The first is a variant on chromosome 7 believed to be involved in regulating nearby genes, probably those involved in the development of the womb and its lining. The second variant was found on chromosome 1, close to the gene WNT4. This is important for hormone metabolism and the development of the female reproductive tract, especially the ovaries, making it an important biological candidate for involvement in endometriosis.

"Our study is a breakthrough because it provides the first strong evidence that variations in DNA make some women more likely to develop endometriosis," says Dr Zondervan. "We now need to understand the effect of these variations on cells and molecules in the body."

Dr Stephen Kennedy, Head of the Nuffield Department of Obstetrics & Gynaecology and joint senior author on the paper, adds: "We have great confidence that the results of this study will help towards developing less invasive methods of diagnosis and more effective treatments for endometriosis."


'/>"/>

Contact: Craig Brierley
c.brierley@wellcome.ac.uk
44-207-611-7329
Wellcome Trust
Source:Eurekalert

Related biology news :

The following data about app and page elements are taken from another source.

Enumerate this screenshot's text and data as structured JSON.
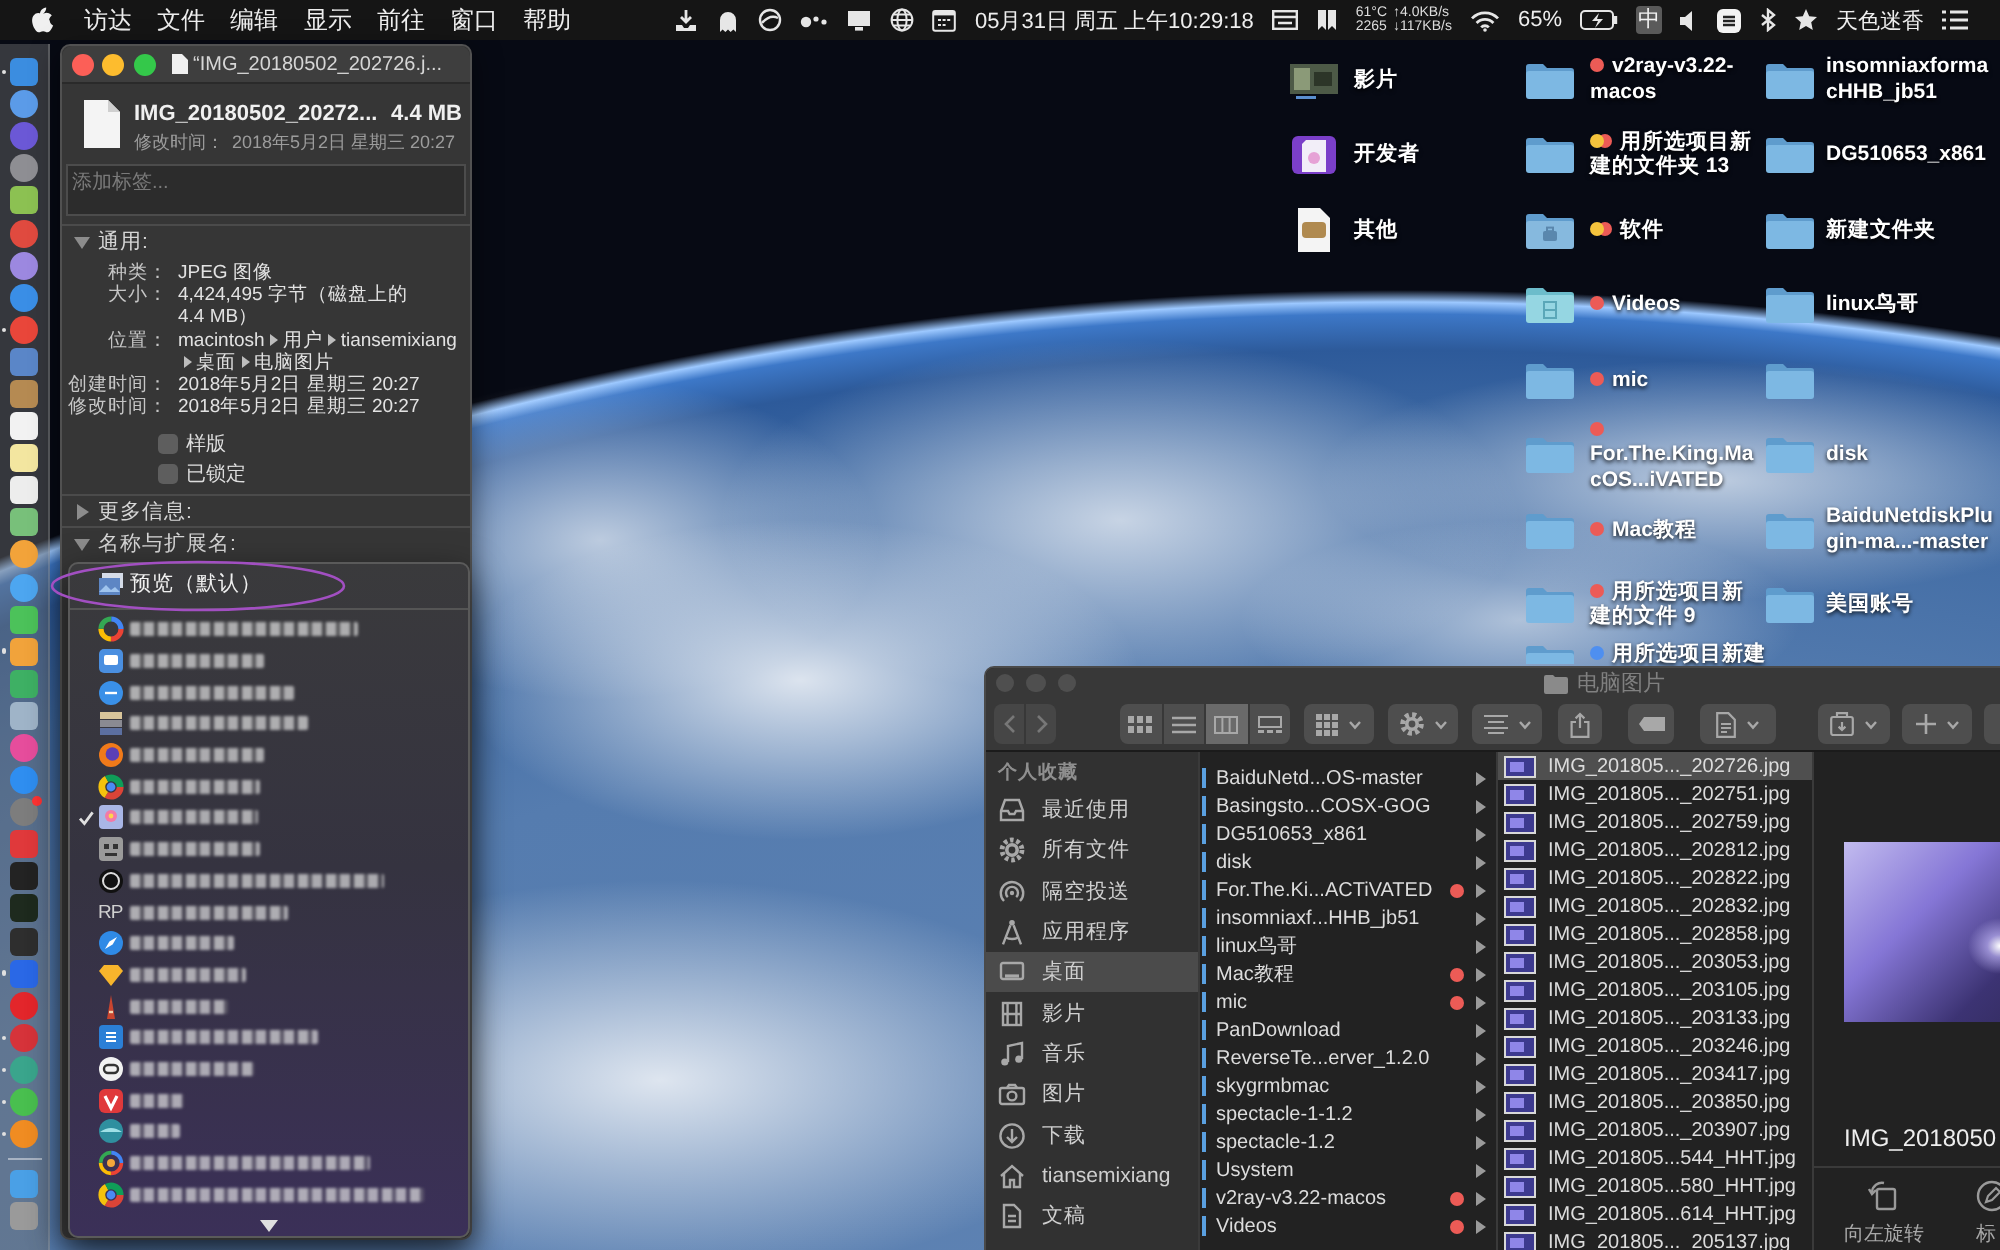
{
  "menu_bar": {
    "menus": [
      "访达",
      "文件",
      "编辑",
      "显示",
      "前往",
      "窗口",
      "帮助"
    ],
    "clock": "05月31日 周五 上午10:29:18",
    "temperature": "61°C",
    "upload": "↑4.0KB/s",
    "fan_speed": "2265",
    "download": "↓117KB/s",
    "battery": "65%",
    "input_method": "中",
    "user": "天色迷香"
  },
  "dock": {
    "apps": [
      {
        "kind": "square",
        "color": "#3b8de0",
        "running": true,
        "badge": false
      },
      {
        "kind": "round",
        "color": "#5b9be8",
        "running": false,
        "badge": false
      },
      {
        "kind": "round",
        "color": "#6b58d6",
        "running": false,
        "badge": false
      },
      {
        "kind": "round",
        "color": "#8e8e93",
        "running": false,
        "badge": false
      },
      {
        "kind": "square",
        "color": "#8cc152",
        "running": false,
        "badge": false
      },
      {
        "kind": "round",
        "color": "#e04a3f",
        "running": false,
        "badge": false
      },
      {
        "kind": "round",
        "color": "#9c88e0",
        "running": false,
        "badge": false
      },
      {
        "kind": "round",
        "color": "#3a8ee6",
        "running": false,
        "badge": false
      },
      {
        "kind": "round",
        "color": "#e9463a",
        "running": true,
        "badge": false
      },
      {
        "kind": "square",
        "color": "#5a86c8",
        "running": false,
        "badge": false
      },
      {
        "kind": "square",
        "color": "#b58a52",
        "running": false,
        "badge": false
      },
      {
        "kind": "square",
        "color": "#f2f2f2",
        "running": false,
        "badge": false
      },
      {
        "kind": "square",
        "color": "#f3e6a0",
        "running": false,
        "badge": false
      },
      {
        "kind": "square",
        "color": "#ededed",
        "running": false,
        "badge": false
      },
      {
        "kind": "square",
        "color": "#78c07a",
        "running": false,
        "badge": false
      },
      {
        "kind": "round",
        "color": "#f2a33a",
        "running": false,
        "badge": false
      },
      {
        "kind": "round",
        "color": "#4da6f0",
        "running": false,
        "badge": false
      },
      {
        "kind": "square",
        "color": "#4cc25a",
        "running": false,
        "badge": false
      },
      {
        "kind": "square",
        "color": "#f1a33b",
        "running": true,
        "badge": false
      },
      {
        "kind": "square",
        "color": "#3eb064",
        "running": false,
        "badge": false
      },
      {
        "kind": "square",
        "color": "#9fb4c8",
        "running": false,
        "badge": false
      },
      {
        "kind": "round",
        "color": "#e64d9c",
        "running": false,
        "badge": false
      },
      {
        "kind": "round",
        "color": "#2f8ef0",
        "running": false,
        "badge": false
      },
      {
        "kind": "round",
        "color": "#7d7d7d",
        "running": false,
        "badge": true
      },
      {
        "kind": "square",
        "color": "#e0393b",
        "running": false,
        "badge": false
      },
      {
        "kind": "square",
        "color": "#232323",
        "running": false,
        "badge": false
      },
      {
        "kind": "square",
        "color": "#1e2a1e",
        "running": false,
        "badge": false
      },
      {
        "kind": "square",
        "color": "#2e2e2e",
        "running": false,
        "badge": false
      },
      {
        "kind": "square",
        "color": "#2a68e6",
        "running": true,
        "badge": false
      },
      {
        "kind": "round",
        "color": "#e3262b",
        "running": false,
        "badge": false
      },
      {
        "kind": "round",
        "color": "#d6333a",
        "running": true,
        "badge": false
      },
      {
        "kind": "round",
        "color": "#3aa58c",
        "running": true,
        "badge": false
      },
      {
        "kind": "round",
        "color": "#49bf4f",
        "running": true,
        "badge": false
      },
      {
        "kind": "round",
        "color": "#f08c22",
        "running": true,
        "badge": false
      }
    ],
    "stacks": [
      {
        "kind": "square",
        "color": "#4aa0e6",
        "running": false,
        "badge": false
      },
      {
        "kind": "square",
        "color": "#9a9a9a",
        "running": false,
        "badge": false
      }
    ]
  },
  "info_window": {
    "title": "“IMG_20180502_202726.j...",
    "focused": true,
    "file_name": "IMG_20180502_20272...",
    "size": "4.4 MB",
    "modified_label": "修改时间：",
    "modified": "2018年5月2日 星期三 20:27",
    "tags_field": {
      "placeholder": "添加标签..."
    },
    "sections": [
      {
        "title": "通用:",
        "expanded": true,
        "rows": [
          {
            "kind": "text",
            "label": "种类：",
            "value": "JPEG 图像"
          },
          {
            "kind": "text",
            "label": "大小：",
            "value": "4,424,495 字节（磁盘上的 4.4 MB）"
          },
          {
            "kind": "path",
            "label": "位置：",
            "segments": [
              "macintosh",
              "用户",
              "tiansemixiang",
              "桌面",
              "电脑图片"
            ]
          },
          {
            "kind": "text",
            "label": "创建时间：",
            "value": "2018年5月2日 星期三 20:27"
          },
          {
            "kind": "text",
            "label": "修改时间：",
            "value": "2018年5月2日 星期三 20:27"
          }
        ],
        "checkboxes": [
          {
            "label": "样版",
            "checked": false
          },
          {
            "label": "已锁定",
            "checked": false
          }
        ]
      },
      {
        "title": "更多信息:",
        "expanded": false
      },
      {
        "title": "名称与扩展名:",
        "expanded": true
      }
    ],
    "open_with_menu": {
      "default_app": {
        "label": "预览（默认）",
        "circled": true
      },
      "apps": [
        {
          "kind": "quadring",
          "checked": false
        },
        {
          "kind": "screen",
          "checked": false
        },
        {
          "kind": "bubble",
          "checked": false
        },
        {
          "kind": "drawers",
          "checked": false
        },
        {
          "kind": "foxball",
          "checked": false
        },
        {
          "kind": "tricolor",
          "checked": false
        },
        {
          "kind": "flower",
          "checked": true
        },
        {
          "kind": "robot",
          "checked": false
        },
        {
          "kind": "ring",
          "checked": false
        },
        {
          "kind": "initials",
          "icon_text": "RP",
          "checked": false
        },
        {
          "kind": "compass",
          "checked": false
        },
        {
          "kind": "diamond",
          "checked": false
        },
        {
          "kind": "pencil",
          "checked": false
        },
        {
          "kind": "tile",
          "checked": false
        },
        {
          "kind": "disc",
          "checked": false
        },
        {
          "kind": "vee",
          "checked": false
        },
        {
          "kind": "sphere",
          "checked": false
        },
        {
          "kind": "wheel",
          "checked": false
        },
        {
          "kind": "tricolor",
          "checked": false
        }
      ]
    }
  },
  "desktop": {
    "columns": [
      [
        {
          "kind": "video-thumbnail",
          "label": "影片"
        },
        {
          "kind": "app-document",
          "label": "开发者"
        },
        {
          "kind": "archive",
          "label": "其他"
        }
      ],
      [
        {
          "kind": "folder",
          "label": "v2ray-v3.22-macos",
          "tags": [
            {
              "color": "#ec5b56"
            }
          ]
        },
        {
          "kind": "folder",
          "label": "用所选项目新建的文件夹 13",
          "tags": [
            {
              "color": "#f4c33d"
            },
            {
              "color": "#ec5b56"
            }
          ]
        },
        {
          "kind": "briefcase-folder",
          "label": "软件",
          "tags": [
            {
              "color": "#f4c33d"
            },
            {
              "color": "#ec5b56"
            }
          ]
        },
        {
          "kind": "film-folder",
          "label": "Videos",
          "tags": [
            {
              "color": "#ec5b56"
            }
          ]
        },
        {
          "kind": "folder",
          "label": "mic",
          "tags": [
            {
              "color": "#ec5b56"
            }
          ]
        },
        {
          "kind": "folder",
          "label": "For.The.King.MacOS...iVATED",
          "tags": [
            {
              "color": "#ec5b56"
            }
          ]
        },
        {
          "kind": "folder",
          "label": "Mac教程",
          "tags": [
            {
              "color": "#ec5b56"
            }
          ]
        },
        {
          "kind": "folder",
          "label": "用所选项目新建的文件 9",
          "tags": [
            {
              "color": "#ec5b56"
            }
          ]
        },
        {
          "kind": "folder",
          "label": "用所选项目新建",
          "tags": [
            {
              "color": "#4e8ff0"
            }
          ]
        }
      ],
      [
        {
          "kind": "folder",
          "label": "insomniaxformacHHB_jb51"
        },
        {
          "kind": "folder",
          "label": "DG510653_x861"
        },
        {
          "kind": "folder",
          "label": "新建文件夹"
        },
        {
          "kind": "folder",
          "label": "linux鸟哥"
        },
        {
          "kind": "folder"
        },
        {
          "kind": "folder",
          "label": "disk"
        },
        {
          "kind": "folder",
          "label": "BaiduNetdiskPlugin-ma...-master"
        },
        {
          "kind": "folder",
          "label": "美国账号"
        }
      ]
    ]
  },
  "finder_window": {
    "title": "电脑图片",
    "focused": false,
    "view_modes": [
      {
        "kind": "icons",
        "selected": false
      },
      {
        "kind": "list",
        "selected": false
      },
      {
        "kind": "columns",
        "selected": true
      },
      {
        "kind": "gallery",
        "selected": false
      }
    ],
    "sidebar": {
      "heading": "个人收藏",
      "items": [
        {
          "kind": "recents",
          "label": "最近使用",
          "selected": false
        },
        {
          "kind": "all-files",
          "label": "所有文件",
          "selected": false
        },
        {
          "kind": "airdrop",
          "label": "隔空投送",
          "selected": false
        },
        {
          "kind": "applications",
          "label": "应用程序",
          "selected": false
        },
        {
          "kind": "desktop",
          "label": "桌面",
          "selected": true
        },
        {
          "kind": "movies",
          "label": "影片",
          "selected": false
        },
        {
          "kind": "music",
          "label": "音乐",
          "selected": false
        },
        {
          "kind": "pictures",
          "label": "图片",
          "selected": false
        },
        {
          "kind": "downloads",
          "label": "下载",
          "selected": false
        },
        {
          "kind": "home",
          "label": "tiansemixiang",
          "selected": false
        },
        {
          "kind": "documents",
          "label": "文稿",
          "selected": false
        }
      ]
    },
    "folders": [
      {
        "name": "BaiduNetd...OS-master"
      },
      {
        "name": "Basingsto...COSX-GOG"
      },
      {
        "name": "DG510653_x861"
      },
      {
        "name": "disk"
      },
      {
        "name": "For.The.Ki...ACTiVATED",
        "color": "#ec5b56"
      },
      {
        "name": "insomniaxf...HHB_jb51"
      },
      {
        "name": "linux鸟哥"
      },
      {
        "name": "Mac教程",
        "color": "#ec5b56"
      },
      {
        "name": "mic",
        "color": "#ec5b56"
      },
      {
        "name": "PanDownload"
      },
      {
        "name": "ReverseTe...erver_1.2.0"
      },
      {
        "name": "skygrmbmac"
      },
      {
        "name": "spectacle-1-1.2"
      },
      {
        "name": "spectacle-1.2"
      },
      {
        "name": "Usystem"
      },
      {
        "name": "v2ray-v3.22-macos",
        "color": "#ec5b56"
      },
      {
        "name": "Videos",
        "color": "#ec5b56"
      }
    ],
    "files": [
      {
        "name": "IMG_201805..._202726.jpg",
        "selected": true
      },
      {
        "name": "IMG_201805..._202751.jpg",
        "selected": false
      },
      {
        "name": "IMG_201805..._202759.jpg",
        "selected": false
      },
      {
        "name": "IMG_201805..._202812.jpg",
        "selected": false
      },
      {
        "name": "IMG_201805..._202822.jpg",
        "selected": false
      },
      {
        "name": "IMG_201805..._202832.jpg",
        "selected": false
      },
      {
        "name": "IMG_201805..._202858.jpg",
        "selected": false
      },
      {
        "name": "IMG_201805..._203053.jpg",
        "selected": false
      },
      {
        "name": "IMG_201805..._203105.jpg",
        "selected": false
      },
      {
        "name": "IMG_201805..._203133.jpg",
        "selected": false
      },
      {
        "name": "IMG_201805..._203246.jpg",
        "selected": false
      },
      {
        "name": "IMG_201805..._203417.jpg",
        "selected": false
      },
      {
        "name": "IMG_201805..._203850.jpg",
        "selected": false
      },
      {
        "name": "IMG_201805..._203907.jpg",
        "selected": false
      },
      {
        "name": "IMG_201805...544_HHT.jpg",
        "selected": false
      },
      {
        "name": "IMG_201805...580_HHT.jpg",
        "selected": false
      },
      {
        "name": "IMG_201805...614_HHT.jpg",
        "selected": false
      },
      {
        "name": "IMG_201805..._205137.jpg",
        "selected": false
      }
    ],
    "preview": {
      "file_name": "IMG_2018050",
      "actions": [
        {
          "kind": "rotate-left",
          "label": "向左旋转"
        },
        {
          "kind": "markup",
          "label": "标"
        }
      ]
    }
  }
}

1. Rare genetic disorder gives clues to autism, epilepsy, mental retardation
2. Genetic Engineering & Biotechnology News reports on growing role of molecular diagnostics
3. Study finds genetic variant plays role in cleft lip
4. Genetic finding implicates innate immune system in major cause of blindness
5. American College of Medical Genetics receives $13.5M NIH contract
6. Clue to genetic cause of fatal birth defect
7. Can genetic information be controlled by light?
8. The American Society of Human Genetics hosts 58th Annual Meeting in Philadelphia
9. Modern genetics vs. ancient frog-killing fungus
10. Genetic based human diseases are an ancient evolutionary legacy
11. Genetic evidence for avian influenza movement from Asia to North America via wild birds
Post Your Comments:
*Name:
*Comment:
*Email:
(Date:1/11/2017)...  Michael Johnson, co-founder of Visikol Inc. a company originally funded ... named to the elite "Forbes 30 Under 30" list in the ... in 20 fields nationwide to be recognized as a leader in ... selected. ... currently a PhD candidate at Rutgers University. ...
(Date:1/4/2017)...  For the thousands of attendees at this year,s International Consumer Electronics ... and biometric measurement devices and services, will be featuring its new line ... A&D Medical,s special CES Exhibit Suite , the new upper arm ... company,s WellnessConnected product platform.  ... ...
(Date:12/22/2016)... 2016 SuperCom (NASDAQ:   ... the e-Government, Public Safety, HealthCare, and Finance sectors announced today that ... selected to implement and deploy a community-based supportive services program to ... , further expanding its presence in the state. ... This new program, which is ...
Breaking Biology News(10 mins):
(Date:1/19/2017)... ... 2017 , ... DaVita Clinical Research (DCR), a ... device development, and Prism Clinical Research , a leader in providing fully ... Clinical Trials (VCT) has been selected by both companies as an exclusive ...
(Date:1/18/2017)... Portland, OR (PRWEB) , ... January 18, 2017 ... ... modules that provide essential device-to-computer interconnect using USB or PCI Express, announced the ... Altera Cyclone V E FPGA into a compact business-card sized form factor suitable ...
(Date:1/18/2017)... ... , ... Executive search firm Slone Partners proudly supports the ... advancement of the clinical trials segment. Hosted in Miami, this conference brings together ... management. , As executive talent specialists in the industries central to clinical ...
(Date:1/18/2017)... ... ... Researchers from a new study are stating that if levels of the blood ... this indicates there is still remaining prostate cancer cells that are more likely to come ... always been an indicator of whether a man’s prostate cancer is growing or not,” ...
Breaking Biology Technology: